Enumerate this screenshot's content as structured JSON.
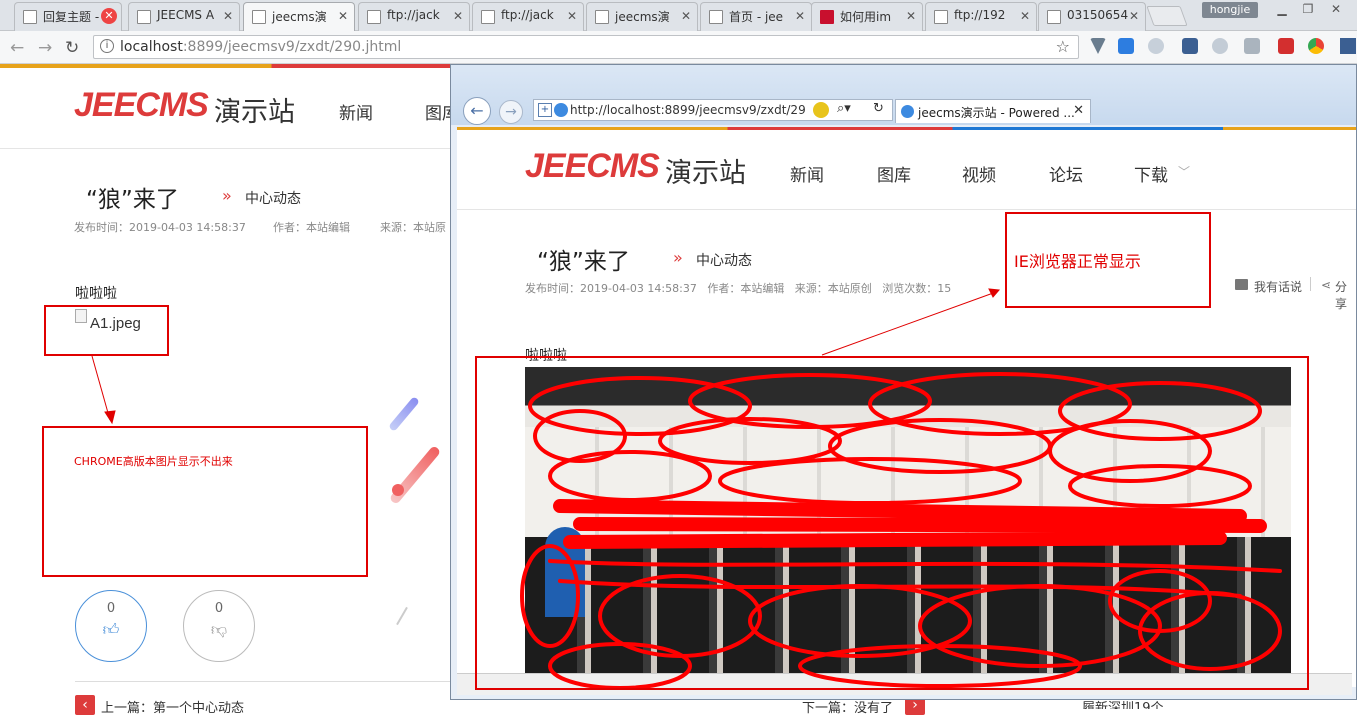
{
  "chrome": {
    "tabs": [
      {
        "title": "回复主题 -"
      },
      {
        "title": "JEECMS A"
      },
      {
        "title": "jeecms演"
      },
      {
        "title": "ftp://jack"
      },
      {
        "title": "ftp://jack"
      },
      {
        "title": "jeecms演"
      },
      {
        "title": "首页 - jee"
      },
      {
        "title": "如何用im"
      },
      {
        "title": "ftp://192"
      },
      {
        "title": "03150654"
      }
    ],
    "user": "hongjie",
    "url_host": "localhost",
    "url_rest": ":8899/jeecmsv9/zxdt/290.jhtml"
  },
  "site": {
    "logo_en": "JEECMS",
    "logo_cn": "演示站",
    "menu": [
      "新闻",
      "图库",
      "视频",
      "论坛",
      "下载"
    ]
  },
  "article": {
    "title": "“狼”来了",
    "category": "中心动态",
    "meta_time": "发布时间：2019-04-03 14:58:37",
    "meta_author": "作者：本站编辑",
    "meta_source_short": "来源：本站原",
    "meta_full": "发布时间：2019-04-03 14:58:37   作者：本站编辑   来源：本站原创   浏览次数：15",
    "body_text": "啦啦啦",
    "broken_image_alt": "A1.jpeg",
    "likes": "0",
    "dislikes": "0",
    "prev": "上一篇：第一个中心动态",
    "next": "下一篇：没有了",
    "comment": "我有话说",
    "share": "分享",
    "cut_bottom_text": "履新深圳19个"
  },
  "annotations": {
    "chrome_note": "CHROME高版本图片显示不出来",
    "ie_note": "IE浏览器正常显示"
  },
  "ie": {
    "url": "http://localhost:8899/jeecmsv9/zxdt/29",
    "tab_title": "jeecms演示站 - Powered ..."
  }
}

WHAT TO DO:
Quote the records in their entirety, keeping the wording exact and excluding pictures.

YOUR SOLUTION:
Enumerate this screenshot's content as structured JSON.
{
  "chrome": {
    "tabs": [
      {
        "title": "回复主题 -"
      },
      {
        "title": "JEECMS A"
      },
      {
        "title": "jeecms演"
      },
      {
        "title": "ftp://jack"
      },
      {
        "title": "ftp://jack"
      },
      {
        "title": "jeecms演"
      },
      {
        "title": "首页 - jee"
      },
      {
        "title": "如何用im"
      },
      {
        "title": "ftp://192"
      },
      {
        "title": "03150654"
      }
    ],
    "user": "hongjie",
    "url_host": "localhost",
    "url_rest": ":8899/jeecmsv9/zxdt/290.jhtml"
  },
  "site": {
    "logo_en": "JEECMS",
    "logo_cn": "演示站",
    "menu": [
      "新闻",
      "图库",
      "视频",
      "论坛",
      "下载"
    ]
  },
  "article": {
    "title": "“狼”来了",
    "category": "中心动态",
    "meta_time": "发布时间：2019-04-03 14:58:37",
    "meta_author": "作者：本站编辑",
    "meta_source_short": "来源：本站原",
    "meta_full": "发布时间：2019-04-03 14:58:37   作者：本站编辑   来源：本站原创   浏览次数：15",
    "body_text": "啦啦啦",
    "broken_image_alt": "A1.jpeg",
    "likes": "0",
    "dislikes": "0",
    "prev": "上一篇：第一个中心动态",
    "next": "下一篇：没有了",
    "comment": "我有话说",
    "share": "分享",
    "cut_bottom_text": "履新深圳19个"
  },
  "annotations": {
    "chrome_note": "CHROME高版本图片显示不出来",
    "ie_note": "IE浏览器正常显示"
  },
  "ie": {
    "url": "http://localhost:8899/jeecmsv9/zxdt/29",
    "tab_title": "jeecms演示站 - Powered ..."
  }
}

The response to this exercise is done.